Could you print out every entry, character for character?

[Data entries]
----------

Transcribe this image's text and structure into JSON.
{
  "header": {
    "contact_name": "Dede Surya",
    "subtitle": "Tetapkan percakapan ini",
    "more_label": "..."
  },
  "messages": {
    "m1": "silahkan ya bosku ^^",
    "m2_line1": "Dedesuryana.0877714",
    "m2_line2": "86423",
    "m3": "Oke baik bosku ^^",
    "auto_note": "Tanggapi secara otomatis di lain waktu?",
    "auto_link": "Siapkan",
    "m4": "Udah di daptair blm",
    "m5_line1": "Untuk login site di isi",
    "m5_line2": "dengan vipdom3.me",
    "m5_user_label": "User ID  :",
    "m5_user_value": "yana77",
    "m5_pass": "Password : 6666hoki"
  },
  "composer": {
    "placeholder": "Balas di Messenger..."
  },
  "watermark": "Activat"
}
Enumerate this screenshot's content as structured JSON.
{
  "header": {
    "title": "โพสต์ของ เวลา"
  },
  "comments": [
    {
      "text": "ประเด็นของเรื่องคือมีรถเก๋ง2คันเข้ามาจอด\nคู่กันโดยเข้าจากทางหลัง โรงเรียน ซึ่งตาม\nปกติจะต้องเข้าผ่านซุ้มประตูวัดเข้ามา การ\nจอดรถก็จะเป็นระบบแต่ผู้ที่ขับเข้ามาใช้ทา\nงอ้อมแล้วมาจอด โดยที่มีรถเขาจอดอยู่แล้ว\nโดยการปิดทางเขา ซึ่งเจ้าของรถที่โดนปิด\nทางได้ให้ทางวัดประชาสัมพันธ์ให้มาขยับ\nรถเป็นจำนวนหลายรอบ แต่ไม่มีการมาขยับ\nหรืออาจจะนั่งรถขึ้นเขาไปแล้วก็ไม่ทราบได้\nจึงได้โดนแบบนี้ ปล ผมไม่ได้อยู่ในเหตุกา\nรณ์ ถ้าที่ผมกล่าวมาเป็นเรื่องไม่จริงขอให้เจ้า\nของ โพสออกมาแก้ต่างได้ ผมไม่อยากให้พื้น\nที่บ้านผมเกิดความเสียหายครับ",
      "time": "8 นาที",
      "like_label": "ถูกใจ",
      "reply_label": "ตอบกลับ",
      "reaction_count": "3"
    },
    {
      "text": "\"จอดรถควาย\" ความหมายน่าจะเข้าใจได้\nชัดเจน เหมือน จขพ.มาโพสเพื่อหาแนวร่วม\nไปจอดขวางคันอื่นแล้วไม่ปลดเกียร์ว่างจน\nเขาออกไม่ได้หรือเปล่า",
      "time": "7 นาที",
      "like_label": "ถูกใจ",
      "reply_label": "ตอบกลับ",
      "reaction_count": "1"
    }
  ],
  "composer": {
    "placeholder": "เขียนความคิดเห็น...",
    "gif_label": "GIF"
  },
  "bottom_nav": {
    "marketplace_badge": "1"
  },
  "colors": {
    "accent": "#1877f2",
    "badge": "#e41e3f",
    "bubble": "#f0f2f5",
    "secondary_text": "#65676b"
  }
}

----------

*Exercise response*
Transcribe this image's text and structure into JSON.
{
  "header": {
    "contact_name": "Dede Surya",
    "subtitle": "Tetapkan percakapan ini",
    "more_label": "..."
  },
  "messages": {
    "m1": "silahkan ya bosku ^^",
    "m2_line1": "Dedesuryana.0877714",
    "m2_line2": "86423",
    "m3": "Oke baik bosku ^^",
    "auto_note": "Tanggapi secara otomatis di lain waktu?",
    "auto_link": "Siapkan",
    "m4": "Udah di daptair blm",
    "m5_line1": "Untuk login site di isi",
    "m5_line2": "dengan vipdom3.me",
    "m5_user_label": "User ID  :",
    "m5_user_value": "yana77",
    "m5_pass": "Password : 6666hoki"
  },
  "composer": {
    "placeholder": "Balas di Messenger..."
  },
  "watermark": "Activat"
}
Enumerate this screenshot's content as structured JSON.
{
  "header": {
    "title": "โพสต์ของ เวลา"
  },
  "comments": [
    {
      "text": "ประเด็นของเรื่องคือมีรถเก๋ง2คันเข้ามาจอด\nคู่กันโดยเข้าจากทางหลัง โรงเรียน ซึ่งตาม\nปกติจะต้องเข้าผ่านซุ้มประตูวัดเข้ามา การ\nจอดรถก็จะเป็นระบบแต่ผู้ที่ขับเข้ามาใช้ทา\nงอ้อมแล้วมาจอด โดยที่มีรถเขาจอดอยู่แล้ว\nโดยการปิดทางเขา ซึ่งเจ้าของรถที่โดนปิด\nทางได้ให้ทางวัดประชาสัมพันธ์ให้มาขยับ\nรถเป็นจำนวนหลายรอบ แต่ไม่มีการมาขยับ\nหรืออาจจะนั่งรถขึ้นเขาไปแล้วก็ไม่ทราบได้\nจึงได้โดนแบบนี้ ปล ผมไม่ได้อยู่ในเหตุกา\nรณ์ ถ้าที่ผมกล่าวมาเป็นเรื่องไม่จริงขอให้เจ้า\nของ โพสออกมาแก้ต่างได้ ผมไม่อยากให้พื้น\nที่บ้านผมเกิดความเสียหายครับ",
      "time": "8 นาที",
      "like_label": "ถูกใจ",
      "reply_label": "ตอบกลับ",
      "reaction_count": "3"
    },
    {
      "text": "\"จอดรถควาย\" ความหมายน่าจะเข้าใจได้\nชัดเจน เหมือน จขพ.มาโพสเพื่อหาแนวร่วม\nไปจอดขวางคันอื่นแล้วไม่ปลดเกียร์ว่างจน\nเขาออกไม่ได้หรือเปล่า",
      "time": "7 นาที",
      "like_label": "ถูกใจ",
      "reply_label": "ตอบกลับ",
      "reaction_count": "1"
    }
  ],
  "composer": {
    "placeholder": "เขียนความคิดเห็น...",
    "gif_label": "GIF"
  },
  "bottom_nav": {
    "marketplace_badge": "1"
  },
  "colors": {
    "accent": "#1877f2",
    "badge": "#e41e3f",
    "bubble": "#f0f2f5",
    "secondary_text": "#65676b"
  }
}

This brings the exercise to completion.